12 pairs of socks; 12 pairs of underwear (plus the pairs I was wearing on the first day). Because you do need these. Really.
Toiletry bag: Which includes toothbrush, floss, Q-Tips, razor, beard trimmer, Claritin, tissues and underarm deodorant plus a couple other things. I don’t tend to bring my own shampoo or soap because those are generally available in the hotel rooms; also on the road I tend to use soap for when I shave.
Laptop: because I am doing writing/doing other computing-intensive things on the road and want a fully-capable computer.
iPad: for more casual use (tweeting on planes, reading books etc)
Phone: this stays mostly in my pocket but occasionally gets stuffed into the bag. Aside from all the things a modern smartphone can do, it’s also a portable 4G hotspot, which means that in general I do not have to suffer at the hands of terrible hotel/airport wifi. Also, this phone is a Razr Maxx, which means that it has an extra large-capacity battery, which is handy when one is on the road.
Battery: This is a 9900mAh outboard battery that I use to recharge my phone and iPad; it can charge each of these a couple of times (or one of them a few times) before it’s totally drained. This is great for travel because I never worry about not having a charge for my portable electronics (except the laptop). It also means that I don’t have to do the Sad Airport Wall Socket Walk, desperately looking for someplace to plug in my phone.
Paperback book: Because they still make you turn off your electronics on the plane, which is stupid, but whatever. I will replace the paperback a couple of times over the course of the tour; fortunately, I’m often at bookstores, where doing this is easy.
Extra pair of glasses: Because it would suck not to be able to see.
Pens: For signing books and writing on other things. Not every store that has me come for a signing remembers that in order to sign a book I need a pen. Also, in a general sense when I have a preference for medium-weight gel ink pens, and not every store has those, so I bring my own in case.

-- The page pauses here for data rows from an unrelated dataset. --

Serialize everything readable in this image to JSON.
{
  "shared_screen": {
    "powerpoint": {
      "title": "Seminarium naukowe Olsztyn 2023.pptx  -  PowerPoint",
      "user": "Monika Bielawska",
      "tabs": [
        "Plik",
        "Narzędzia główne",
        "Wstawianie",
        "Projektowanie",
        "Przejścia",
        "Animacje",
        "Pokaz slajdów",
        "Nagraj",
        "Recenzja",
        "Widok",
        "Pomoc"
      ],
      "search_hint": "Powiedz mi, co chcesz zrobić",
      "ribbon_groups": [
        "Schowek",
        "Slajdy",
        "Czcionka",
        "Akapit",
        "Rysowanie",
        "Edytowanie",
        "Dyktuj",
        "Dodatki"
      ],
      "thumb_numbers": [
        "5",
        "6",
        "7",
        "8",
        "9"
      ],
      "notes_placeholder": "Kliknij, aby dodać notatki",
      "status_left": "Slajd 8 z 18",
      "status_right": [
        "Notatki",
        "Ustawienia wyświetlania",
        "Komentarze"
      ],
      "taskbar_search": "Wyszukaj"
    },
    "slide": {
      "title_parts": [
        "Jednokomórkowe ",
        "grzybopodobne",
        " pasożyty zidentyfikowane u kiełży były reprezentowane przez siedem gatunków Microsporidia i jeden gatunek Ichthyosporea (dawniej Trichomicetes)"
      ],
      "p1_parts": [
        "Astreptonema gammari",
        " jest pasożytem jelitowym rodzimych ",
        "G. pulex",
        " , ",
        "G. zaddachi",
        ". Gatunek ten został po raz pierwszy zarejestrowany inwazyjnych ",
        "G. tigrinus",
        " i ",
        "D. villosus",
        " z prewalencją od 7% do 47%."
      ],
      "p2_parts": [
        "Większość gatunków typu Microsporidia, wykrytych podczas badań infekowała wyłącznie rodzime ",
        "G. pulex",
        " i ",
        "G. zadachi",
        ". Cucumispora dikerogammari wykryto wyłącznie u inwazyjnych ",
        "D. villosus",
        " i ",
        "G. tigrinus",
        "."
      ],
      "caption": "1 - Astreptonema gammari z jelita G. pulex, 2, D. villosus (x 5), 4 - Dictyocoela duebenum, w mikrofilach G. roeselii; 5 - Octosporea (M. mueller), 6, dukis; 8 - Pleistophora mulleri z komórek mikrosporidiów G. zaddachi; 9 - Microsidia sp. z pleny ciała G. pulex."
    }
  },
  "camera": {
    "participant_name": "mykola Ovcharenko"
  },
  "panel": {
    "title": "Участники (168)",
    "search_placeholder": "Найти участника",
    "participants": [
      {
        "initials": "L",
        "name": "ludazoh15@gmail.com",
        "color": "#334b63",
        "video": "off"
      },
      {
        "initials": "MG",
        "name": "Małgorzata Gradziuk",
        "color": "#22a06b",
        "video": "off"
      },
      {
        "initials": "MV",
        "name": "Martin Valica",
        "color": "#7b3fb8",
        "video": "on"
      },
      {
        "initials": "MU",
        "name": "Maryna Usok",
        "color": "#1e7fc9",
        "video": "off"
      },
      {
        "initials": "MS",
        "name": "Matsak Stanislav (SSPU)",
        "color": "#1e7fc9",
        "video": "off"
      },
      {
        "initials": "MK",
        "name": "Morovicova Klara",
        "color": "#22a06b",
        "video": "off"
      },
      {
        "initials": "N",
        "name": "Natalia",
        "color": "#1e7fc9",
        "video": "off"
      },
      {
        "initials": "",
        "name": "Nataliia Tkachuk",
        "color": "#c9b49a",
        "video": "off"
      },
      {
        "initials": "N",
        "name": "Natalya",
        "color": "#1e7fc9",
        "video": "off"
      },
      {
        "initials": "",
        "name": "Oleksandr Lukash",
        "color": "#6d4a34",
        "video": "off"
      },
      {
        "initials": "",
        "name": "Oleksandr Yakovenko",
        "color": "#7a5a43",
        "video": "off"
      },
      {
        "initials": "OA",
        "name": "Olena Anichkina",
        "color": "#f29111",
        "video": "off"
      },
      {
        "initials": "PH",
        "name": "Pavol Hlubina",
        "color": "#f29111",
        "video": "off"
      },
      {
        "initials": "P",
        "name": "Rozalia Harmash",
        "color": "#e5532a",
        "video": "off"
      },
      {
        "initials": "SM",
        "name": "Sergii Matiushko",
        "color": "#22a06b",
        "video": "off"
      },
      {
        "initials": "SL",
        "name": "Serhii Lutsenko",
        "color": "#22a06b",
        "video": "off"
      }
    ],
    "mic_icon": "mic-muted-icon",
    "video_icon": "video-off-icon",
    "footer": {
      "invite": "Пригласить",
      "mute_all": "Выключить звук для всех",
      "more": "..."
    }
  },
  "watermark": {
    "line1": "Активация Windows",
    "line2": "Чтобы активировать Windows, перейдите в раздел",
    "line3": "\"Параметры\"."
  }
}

Sweatshirt: Because planes and other spaces can be cold, and casual shirts are good at keeping one warm. Also makes an acceptable pillow for air travel if necessary.
Baseball cap: For when I am out in the sun and don’t want to get a sunburn on my bald spot and/or for mornings when I need to briefly leave my hotel room before I take a shower, because then my hair looks like hell.
Snacks and gum: For long plane rides and times when I’m so busy I will forget to eat, which happens more often than you might think. The temptation is just to stuff Snickers bars in there, but in fact I do try to snack more responsibly than that. I’m also careful to balance out snacking with a) counting calories so I don’t gain a bunch of weight on tour b) actually eating well when I’m taken places to eat. Be that as it may, it’s not a bad thing to have something to eat at your fingertips, especially if, like me, low blood sugar tends to make you cranky. This is no good when you’re supposed to be nice to people, as, for example, one is supposed to be on a book tour.
The one drawback of traveling so compactly for such a long period of time is that I have almost no space to add anything to my packing. This can be a problem because fans do occasionally like to give me gifts, which is awesome (usually) but then presents the issue of what do I do with the gift. If I have a handler at the stop (someone who drives me around, makes sure I’m where I’m supposed to be, and keeps me on schedule), I will ask them to mail that stuff home for me; otherwise I might have the bookstore do it. So if you are a fan and you give me something, be aware it’s not going with me to the next stop; it’s being shoved into a box and will catch up with me at the end of my travels. I don’t think this will bother most folks but you never know, which is why I note it.
And that’s how you (or at least, I) travel for a three-week book tour.